Now we were heading southwest into the Loess Hills, a beautiful 200-mile chain of hills on the east side of the Missouri River. I stopped at a state-run welcome center a few miles before the town of Missouri Valley, and the lady there almost convinced me that I should not miss the Loess Hills Scenic Byway. Her descriptions were very appealing, but I had places to be. As I went through Missouri Valley I saw a dozen sportbike riders having a soda at an outdoor café—I bet I knew where they were going.
Missouri Valley has changed a bit since 1916. The population dropping from 4,000 to 3,000 left few stores catering to the locals’ needs. Half a dozen gas stations and a couple of motels cater to the travelers, but that is about the extent of business. I-29 now runs north-south along the west side, with the big city of Council Bluffs less than 20 miles to the south.

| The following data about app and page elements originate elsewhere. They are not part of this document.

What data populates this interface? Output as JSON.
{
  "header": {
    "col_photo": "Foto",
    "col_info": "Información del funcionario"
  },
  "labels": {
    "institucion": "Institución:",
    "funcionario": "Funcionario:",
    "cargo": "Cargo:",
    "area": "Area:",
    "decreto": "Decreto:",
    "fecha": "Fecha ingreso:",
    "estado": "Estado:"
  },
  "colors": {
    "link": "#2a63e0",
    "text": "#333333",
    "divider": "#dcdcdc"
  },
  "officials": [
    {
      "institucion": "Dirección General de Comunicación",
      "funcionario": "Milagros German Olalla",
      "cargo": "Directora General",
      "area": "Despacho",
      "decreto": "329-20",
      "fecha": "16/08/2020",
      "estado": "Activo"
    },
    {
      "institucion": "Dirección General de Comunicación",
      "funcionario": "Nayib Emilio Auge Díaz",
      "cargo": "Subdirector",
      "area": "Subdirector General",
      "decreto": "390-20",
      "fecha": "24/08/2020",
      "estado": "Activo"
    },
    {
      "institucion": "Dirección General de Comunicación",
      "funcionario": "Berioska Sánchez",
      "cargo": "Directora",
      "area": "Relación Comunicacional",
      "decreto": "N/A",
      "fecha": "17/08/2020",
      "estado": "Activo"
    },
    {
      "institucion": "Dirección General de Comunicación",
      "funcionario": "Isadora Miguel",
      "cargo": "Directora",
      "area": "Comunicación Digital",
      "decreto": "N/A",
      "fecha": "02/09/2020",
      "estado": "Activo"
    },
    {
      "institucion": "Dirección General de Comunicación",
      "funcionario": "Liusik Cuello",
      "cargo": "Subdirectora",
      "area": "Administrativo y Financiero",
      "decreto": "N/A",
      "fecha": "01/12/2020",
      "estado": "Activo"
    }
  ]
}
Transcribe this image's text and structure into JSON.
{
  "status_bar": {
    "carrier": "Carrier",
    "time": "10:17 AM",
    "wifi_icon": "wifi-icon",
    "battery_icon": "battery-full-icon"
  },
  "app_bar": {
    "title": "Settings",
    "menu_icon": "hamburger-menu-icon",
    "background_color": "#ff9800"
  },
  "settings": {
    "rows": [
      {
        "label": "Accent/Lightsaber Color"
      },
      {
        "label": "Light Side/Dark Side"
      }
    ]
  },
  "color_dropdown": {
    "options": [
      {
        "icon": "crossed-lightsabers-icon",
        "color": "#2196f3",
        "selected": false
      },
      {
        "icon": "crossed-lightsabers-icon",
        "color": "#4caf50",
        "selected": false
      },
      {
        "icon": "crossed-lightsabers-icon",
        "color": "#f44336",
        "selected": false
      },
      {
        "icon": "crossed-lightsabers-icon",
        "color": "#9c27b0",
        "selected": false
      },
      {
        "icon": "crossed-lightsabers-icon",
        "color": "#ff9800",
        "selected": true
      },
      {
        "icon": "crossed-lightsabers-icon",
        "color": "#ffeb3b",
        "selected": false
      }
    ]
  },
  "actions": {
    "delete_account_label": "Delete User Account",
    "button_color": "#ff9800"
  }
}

At Missouri Valley, I deviated from the original 1916 Lincoln Highway, as I wanted to avoid crowded places like Council Bluffs and Omaha, Nebraska, and instead turned west toward California Junction. Originally U.S. 30, as the Lincoln Highway was designated in 1925, the road went down to Council Bluffs where a bridge crossed the Missouri. However, when another bridge was built between California Junction and Blair, Nebraska, in 1929, the mapmakers in Washington changed the course of U.S. 30. The old bridge, called the Abraham Lincoln Memorial Bridge, a suitable name for a bridge on the Lincoln Highway, was a steel truss with a grate surface, but that was torn down and replaced in 1991 with steel-stringer construction.
The whole Missouri River valley is prone to flooding, and the last 10 miles to the river are dead straight, dead flat. The new bridge, with an asphalt surface preferred by motorcyclists, rises well above the river, although the road leading to it can get covered with water—as it did several times in 2011. The railroad parallels the car road, and the original train bridge, built in 1883, is still in use.
The river was up, way up, much more than the Mississippi, and on the Nebraska side I saw crews working hard to build temporary embankments to protect a fuel depot on the river’s edge. I was moving on, heading for higher, drier land. But I do have to get back to do the Loess Hills byway some day.
(This Crossing Iowa article was published in the September 2012 issue of Rider magazine.)